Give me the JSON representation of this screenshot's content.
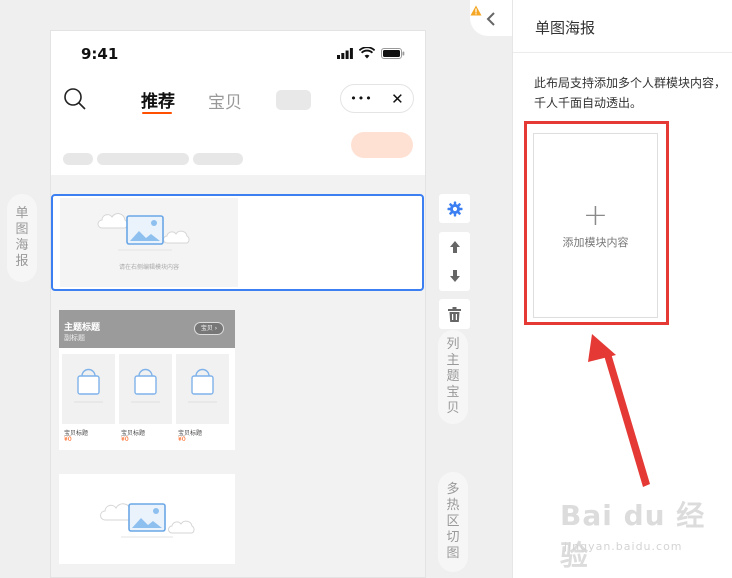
{
  "canvas_tabs": {
    "left_single_poster": [
      "单",
      "图",
      "海",
      "报"
    ],
    "series_theme_items": [
      "列",
      "主",
      "题",
      "宝",
      "贝"
    ],
    "multi_hotspot": [
      "多",
      "热",
      "区",
      "切",
      "图"
    ]
  },
  "phone": {
    "time": "9:41",
    "nav": {
      "tab_recommend": "推荐",
      "tab_baby": "宝贝",
      "capsule_more": "•••",
      "capsule_close": "✕"
    },
    "selected_module_caption": "请在右侧编辑模块内容",
    "theme_card": {
      "title": "主题标题",
      "subtitle": "副标题",
      "button": "宝贝 ›",
      "products": [
        {
          "title": "宝贝标题",
          "price": "¥0"
        },
        {
          "title": "宝贝标题",
          "price": "¥0"
        },
        {
          "title": "宝贝标题",
          "price": "¥0"
        }
      ]
    }
  },
  "toolbar": {
    "settings_icon": "gear-icon",
    "move_up_icon": "arrow-up-icon",
    "move_down_icon": "arrow-down-icon",
    "delete_icon": "trash-icon"
  },
  "panel": {
    "title": "单图海报",
    "description_line1": "此布局支持添加多个人群模块内容，",
    "description_line2": "千人千面自动透出。",
    "add_plus": "+",
    "add_label": "添加模块内容"
  },
  "watermark": {
    "main": "Bai du 经验",
    "sub": "jingyan.baidu.com"
  },
  "colors": {
    "accent_blue": "#3b7ff2",
    "accent_orange": "#ff5000",
    "highlight_red": "#e53935",
    "arrow_red": "#e53935"
  }
}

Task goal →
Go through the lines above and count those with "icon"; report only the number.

Written answer →
4